June 24, 2014
Article by Global Pre-Meds
Hospital doctor shadowing & global health experience programs.
While there are a few similarities between a residency interview and a medical school admission interview, the aim of both these interviews is quite different and that itself sets the stage for several differences between the two. During your medical school admission interview the interviewer’s main aim is to assess your commitment to medicine, whereas at the residency interview, no one is trying to determine your commitment to medicine, but instead they are specifically assessing your commitment to the specialty to which you are applying.
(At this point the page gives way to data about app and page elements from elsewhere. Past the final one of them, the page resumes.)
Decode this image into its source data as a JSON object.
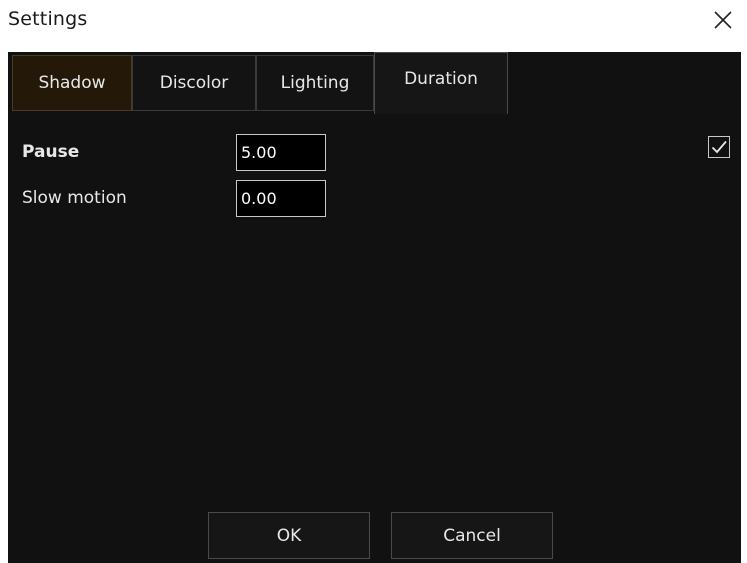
{
  "window": {
    "title": "Settings",
    "close_icon": "close-icon"
  },
  "tabs": [
    {
      "label": "Shadow",
      "state": "highlighted"
    },
    {
      "label": "Discolor",
      "state": "normal"
    },
    {
      "label": "Lighting",
      "state": "normal"
    },
    {
      "label": "Duration",
      "state": "selected"
    }
  ],
  "duration": {
    "pause": {
      "label": "Pause",
      "value": "5.00"
    },
    "slow_motion": {
      "label": "Slow motion",
      "value": "0.00"
    },
    "enabled": true
  },
  "buttons": {
    "ok": "OK",
    "cancel": "Cancel"
  },
  "colors": {
    "panel_bg": "#111111",
    "shadow_tab_bg": "#241808",
    "field_bg": "#000000",
    "text": "#e8e8e8"
  }
}
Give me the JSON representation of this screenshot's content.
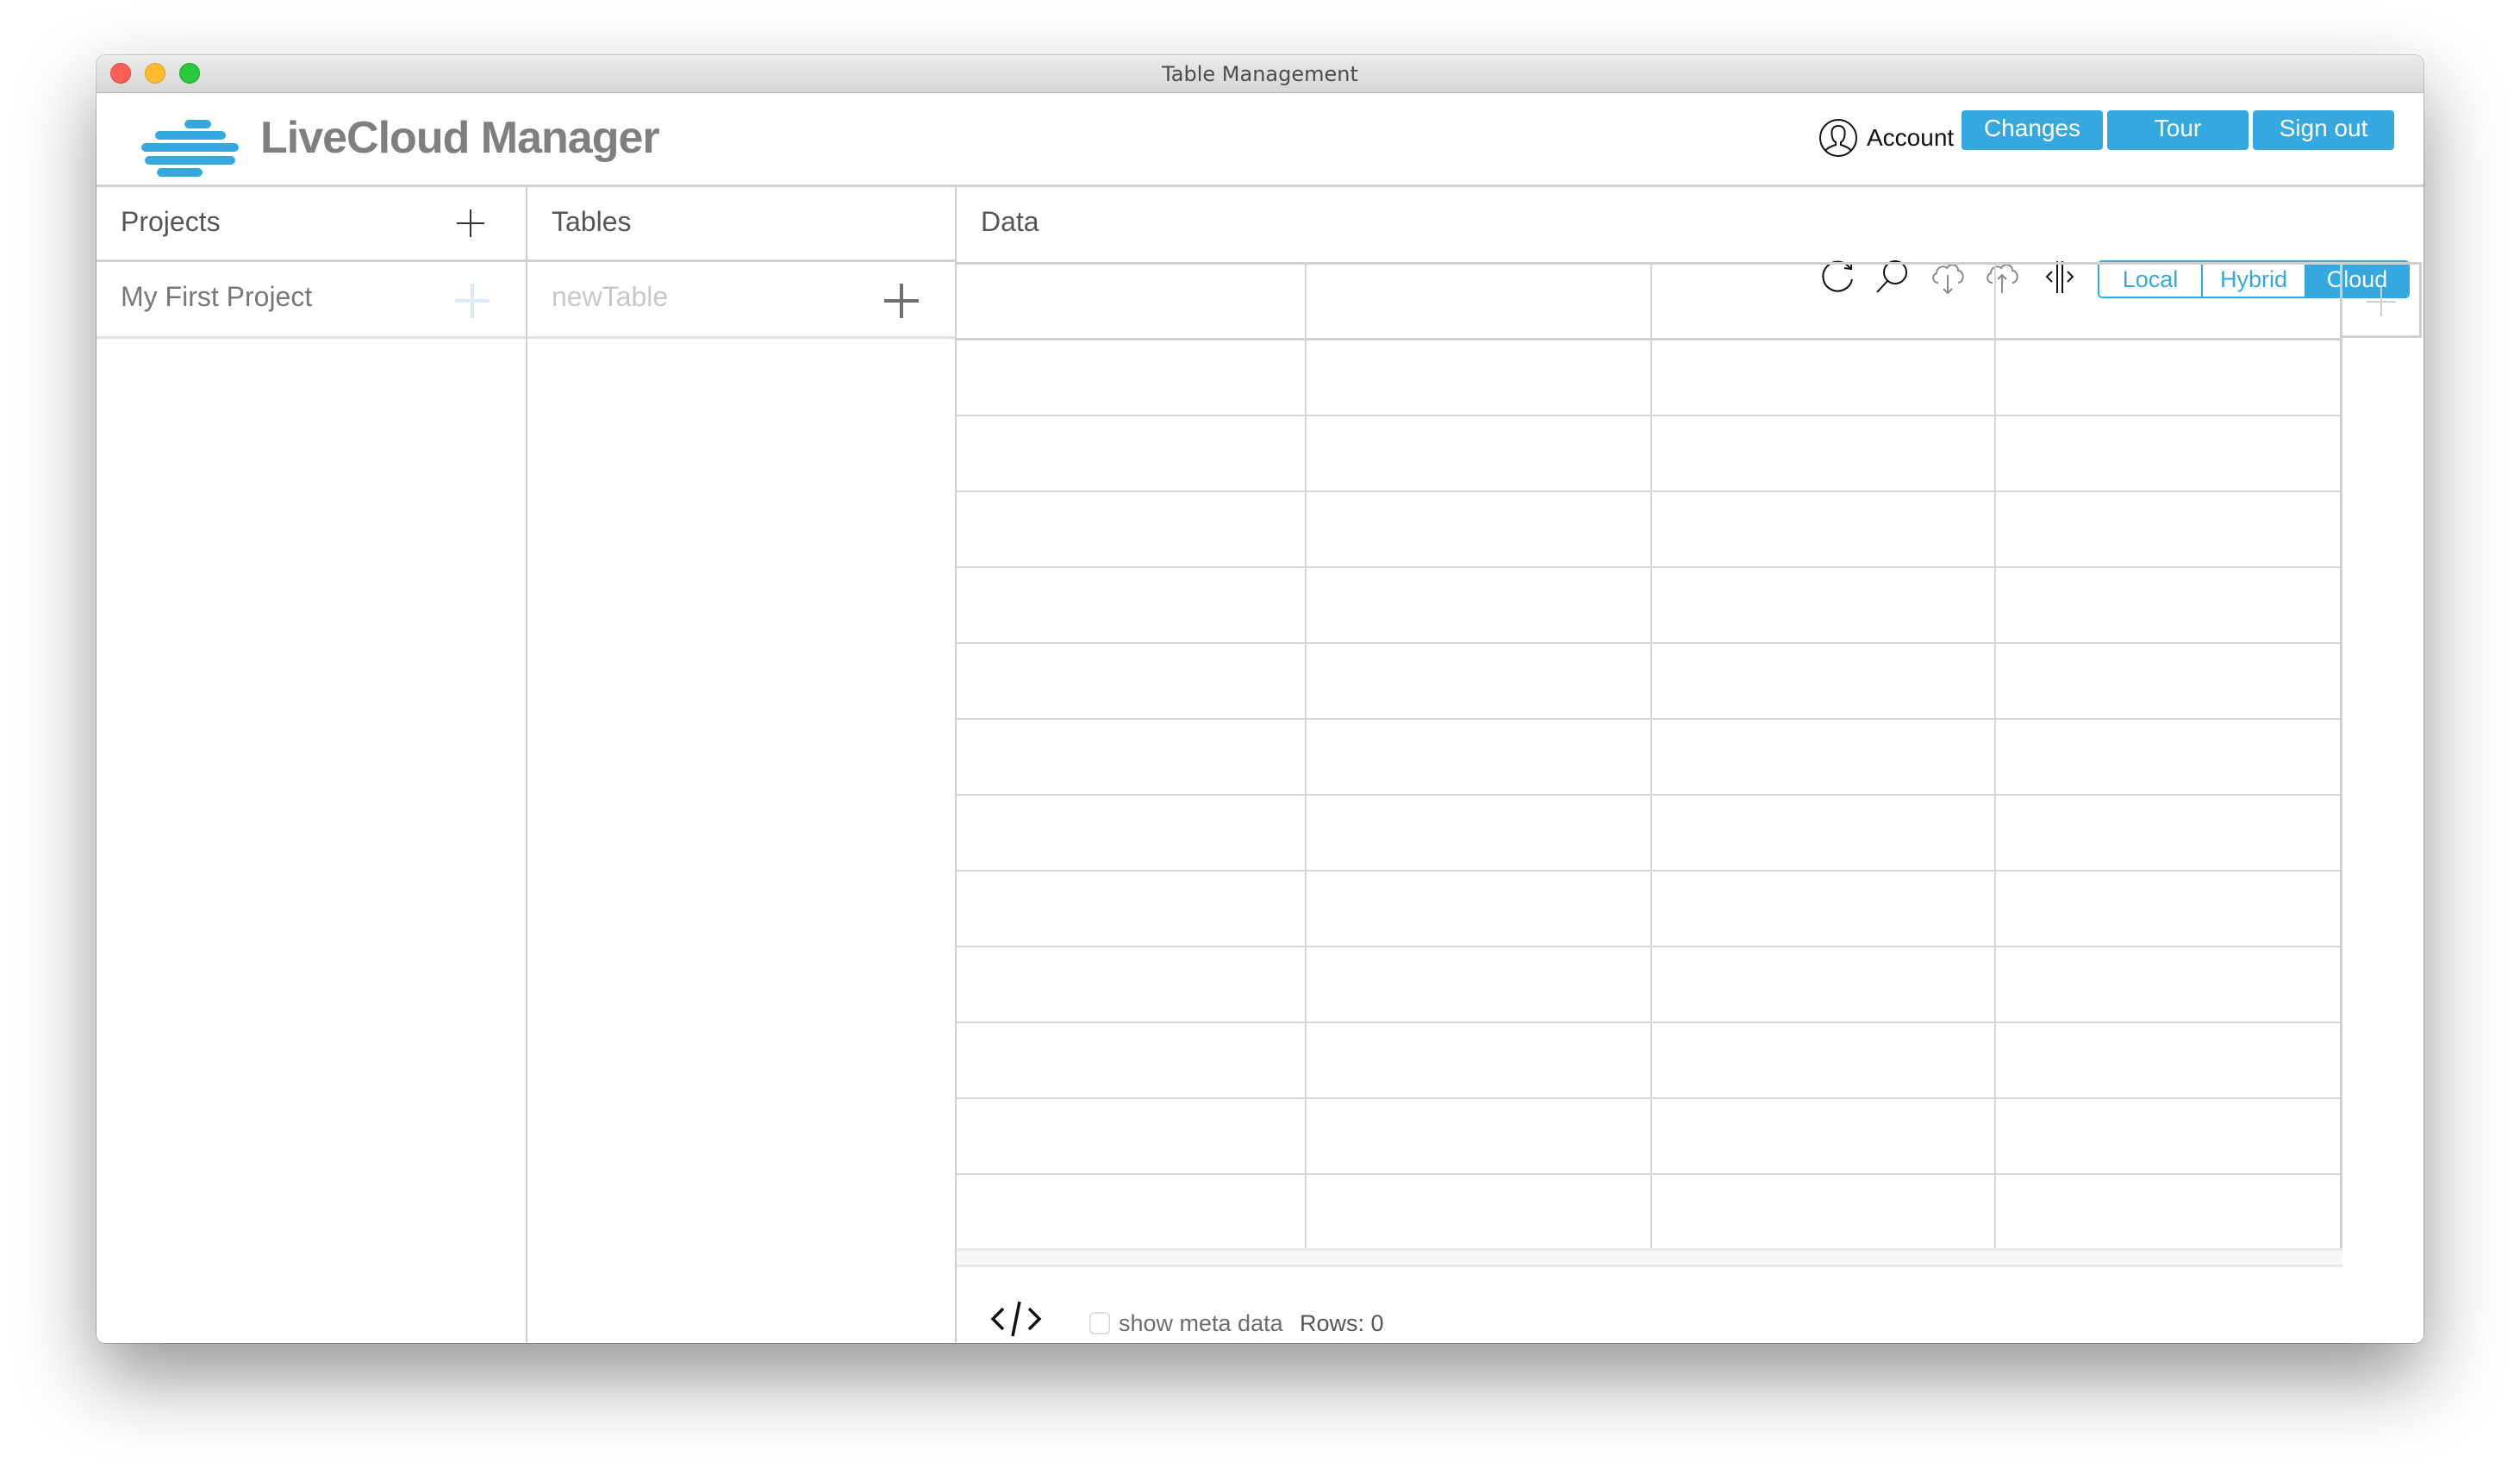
{
  "window": {
    "title": "Table Management"
  },
  "header": {
    "brand": "LiveCloud Manager",
    "account_label": "Account",
    "buttons": [
      {
        "id": "changes",
        "label": "Changes"
      },
      {
        "id": "tour",
        "label": "Tour"
      },
      {
        "id": "sign-out",
        "label": "Sign out"
      }
    ],
    "accent_color": "#35a9df"
  },
  "projects": {
    "title": "Projects",
    "items": [
      {
        "label": "My First Project",
        "selected": true
      }
    ]
  },
  "tables": {
    "title": "Tables",
    "items": [
      {
        "label": "newTable",
        "placeholder": true
      }
    ]
  },
  "data": {
    "title": "Data",
    "toolbar": {
      "icons": [
        "refresh-icon",
        "search-icon",
        "cloud-download-icon",
        "cloud-upload-icon",
        "split-columns-icon"
      ]
    },
    "mode": {
      "options": [
        "Local",
        "Hybrid",
        "Cloud"
      ],
      "selected": "Cloud"
    },
    "grid": {
      "columns": [
        "",
        "",
        "",
        ""
      ],
      "rows": [
        [
          "",
          "",
          "",
          ""
        ],
        [
          "",
          "",
          "",
          ""
        ],
        [
          "",
          "",
          "",
          ""
        ],
        [
          "",
          "",
          "",
          ""
        ],
        [
          "",
          "",
          "",
          ""
        ],
        [
          "",
          "",
          "",
          ""
        ],
        [
          "",
          "",
          "",
          ""
        ],
        [
          "",
          "",
          "",
          ""
        ],
        [
          "",
          "",
          "",
          ""
        ],
        [
          "",
          "",
          "",
          ""
        ],
        [
          "",
          "",
          "",
          ""
        ],
        [
          "",
          "",
          "",
          ""
        ]
      ]
    },
    "footer": {
      "show_meta_label": "show meta data",
      "show_meta_checked": false,
      "rows_label": "Rows: 0"
    }
  }
}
They are also assessing your ability to perform well as a resident and whether or not you will be a good fit for their program.
Here are a few things to keep in mind that will help you ace your residency interview:
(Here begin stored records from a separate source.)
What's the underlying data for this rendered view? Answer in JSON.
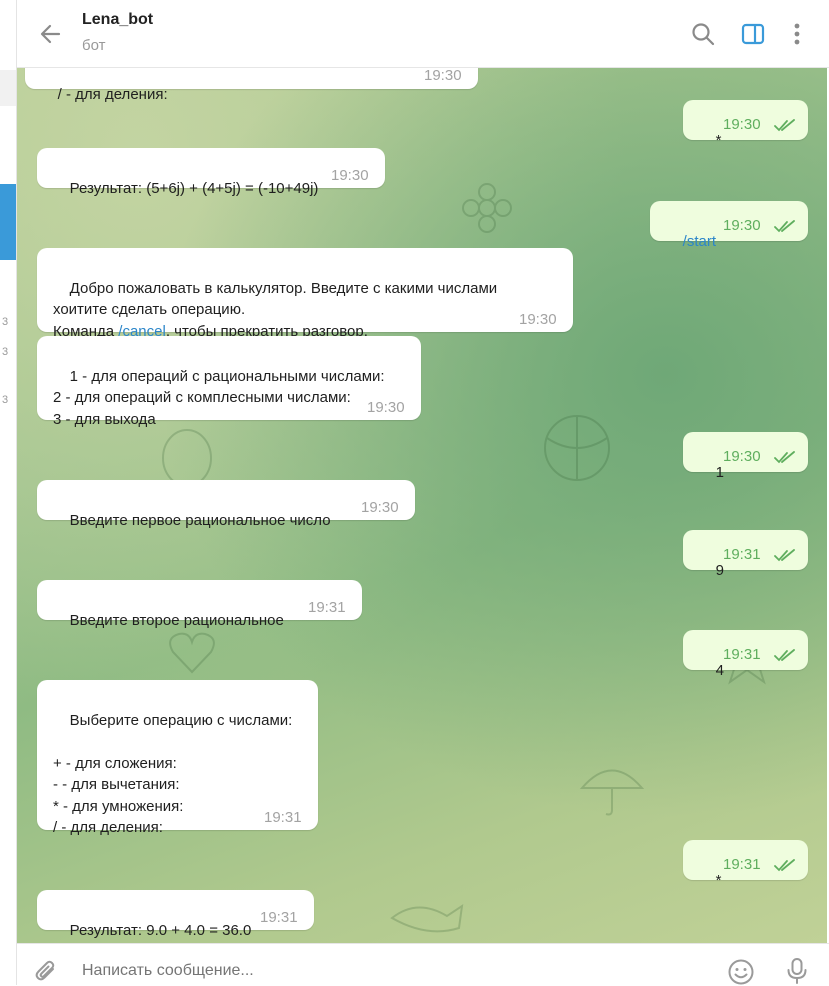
{
  "sidebar": {
    "digits": [
      "3",
      "3",
      "3"
    ]
  },
  "header": {
    "title": "Lena_bot",
    "subtitle": "бот"
  },
  "messages": [
    {
      "dir": "in",
      "text": "/ - для деления:",
      "time": "19:30"
    },
    {
      "dir": "out",
      "text": "*",
      "time": "19:30"
    },
    {
      "dir": "in",
      "text": "Результат: (5+6j) + (4+5j) = (-10+49j)",
      "time": "19:30"
    },
    {
      "dir": "out",
      "text": "/start",
      "time": "19:30"
    },
    {
      "dir": "in",
      "text_before": "Добро пожаловать в калькулятор. Введите с какими числами\nхоитите сделать операцию.\nКоманда ",
      "command": "/cancel",
      "text_after": ", чтобы прекратить разговор.",
      "time": "19:30"
    },
    {
      "dir": "in",
      "text": "1 - для операций с рациональными числами:\n2 - для операций с комплесными числами:\n3 - для выхода",
      "time": "19:30"
    },
    {
      "dir": "out",
      "text": "1",
      "time": "19:30"
    },
    {
      "dir": "in",
      "text": "Введите первое рациональное число",
      "time": "19:30"
    },
    {
      "dir": "out",
      "text": "9",
      "time": "19:31"
    },
    {
      "dir": "in",
      "text": "Введите второе рациональное",
      "time": "19:31"
    },
    {
      "dir": "out",
      "text": "4",
      "time": "19:31"
    },
    {
      "dir": "in",
      "text": "Выберите операцию с числами:\n\n+ - для сложения:\n- - для вычетания:\n* - для умножения:\n/ - для деления:",
      "time": "19:31"
    },
    {
      "dir": "out",
      "text": "*",
      "time": "19:31"
    },
    {
      "dir": "in",
      "text": "Результат: 9.0 + 4.0 = 36.0",
      "time": "19:31"
    }
  ],
  "composer": {
    "placeholder": "Написать сообщение..."
  },
  "icons": {
    "back": "arrow-left-icon",
    "search": "search-icon",
    "sidebar_toggle": "sidebar-toggle-icon",
    "more": "more-vertical-icon",
    "attach": "paperclip-icon",
    "emoji": "emoji-icon",
    "mic": "microphone-icon",
    "read": "double-check-icon"
  },
  "colors": {
    "accent": "#3a9ad9",
    "outgoing_bubble": "#effdde",
    "read_ticks": "#5fae5e",
    "link": "#2c86c9"
  }
}
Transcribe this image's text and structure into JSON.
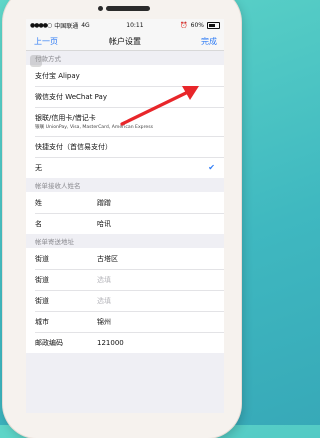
{
  "status_bar": {
    "carrier": "中国联通",
    "network": "4G",
    "time": "10:11",
    "battery": "60%"
  },
  "nav": {
    "back": "上一页",
    "title": "帐户设置",
    "done": "完成"
  },
  "payment": {
    "header": "付款方式",
    "options": [
      {
        "label": "支付宝 Alipay"
      },
      {
        "label": "微信支付 WeChat Pay"
      },
      {
        "label": "银联/信用卡/借记卡",
        "sub": "银联 UnionPay, Visa, MasterCard, American Express"
      },
      {
        "label": "快捷支付（首信易支付）"
      },
      {
        "label": "无"
      }
    ]
  },
  "recipient": {
    "header": "帐单接收人姓名",
    "rows": [
      {
        "label": "姓",
        "value": "蹭蹭"
      },
      {
        "label": "名",
        "value": "哈讯"
      }
    ]
  },
  "address": {
    "header": "帐单寄送地址",
    "rows": [
      {
        "label": "街道",
        "value": "古塔区"
      },
      {
        "label": "街道",
        "placeholder": "选填"
      },
      {
        "label": "街道",
        "placeholder": "选填"
      },
      {
        "label": "城市",
        "value": "锦州"
      },
      {
        "label": "邮政编码",
        "value": "121000"
      }
    ]
  },
  "colors": {
    "accent": "#2f7cf6",
    "arrow": "#e8262a",
    "background": "#3fb8c0"
  }
}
A large part of your residency interview will focus on the assessment of your interpersonal skills. In addition to evaluating your ability to communicate, the interviewer will also be assessing your demeanour, compassion, enthusiasm and general attitude. The reasons behind giving interpersonal skills so much importance are two-fold. Firstly, being compassionate, dedicated and an effective communicator are essential skills for any physician, regardless of specialty. Secondly, program directors will also give preference to applicants who are more likely to be pleasant to have in their program. You will be spending three to five intensive years in this program so interviewers try to pick candidates who will be a joy to train.
As part of the routine to assess your communication skills, be prepared to answer questions such as, “Describe an interesting case”.
Why is this important? Your interviewer will be the one recommending your application to the residency admissions committee and the only thing they can use to leverage your candidacy is the information that you provide. Sometimes, residency interviewers who have had very little interviewing experience may simply not know the best questions to ask or what information they should obtain. If your interviewer fails to ask you pertinent questions, the information they would have obtained would be limited and their presentations in support of your candidacy may be weak. In your best interests, it is up to you as a residency applicant to take the lead and provide your interviewer with as much information about yourself as possible. Make sure it is relevant information. Convince them about your interest in this particular specialty and what makes you a strong contender for the residency. Volunteer details about the various activities that you have engaged in to explore your interest in that specialty.
Clearly articulate your interest in that specific program. Residency program directors must be convinced that you are genuinely interested in the specialty and you have a clear understanding of what it means to practice in that specialty. They also want to know that you are dedicated and motivated and that you will work hard to become an outstanding physician.
One question that is always asked at every residency interview is, “Why THIS particular specialty?” Your success at the interview hinges on the answer you give. Your reply to this question must be clear and well thought out. Don’t be vague and don’t give a generic response they will be expecting. You know you are going to be asked this question. Before going for the interview, brain storm a bit and prepare a response that is unique and convincing that will not only set you apart from other applicants but will also let your passion for the specialty show through. Support your reply by using examples from your rotations in that specialty to illustrate what you like about it.
While you may not be evaluated solely on the way you dress for the interview, it does matter. Interviewers want to make sure you are mature, professional and well-balanced and how you dress can say a lot about these attributes. To be successful at your residency interview, it is equally important to be amiable, speak clearly and articulately, make eye contact with everyone whom you meet and convey confidence but without any hint of arrogance.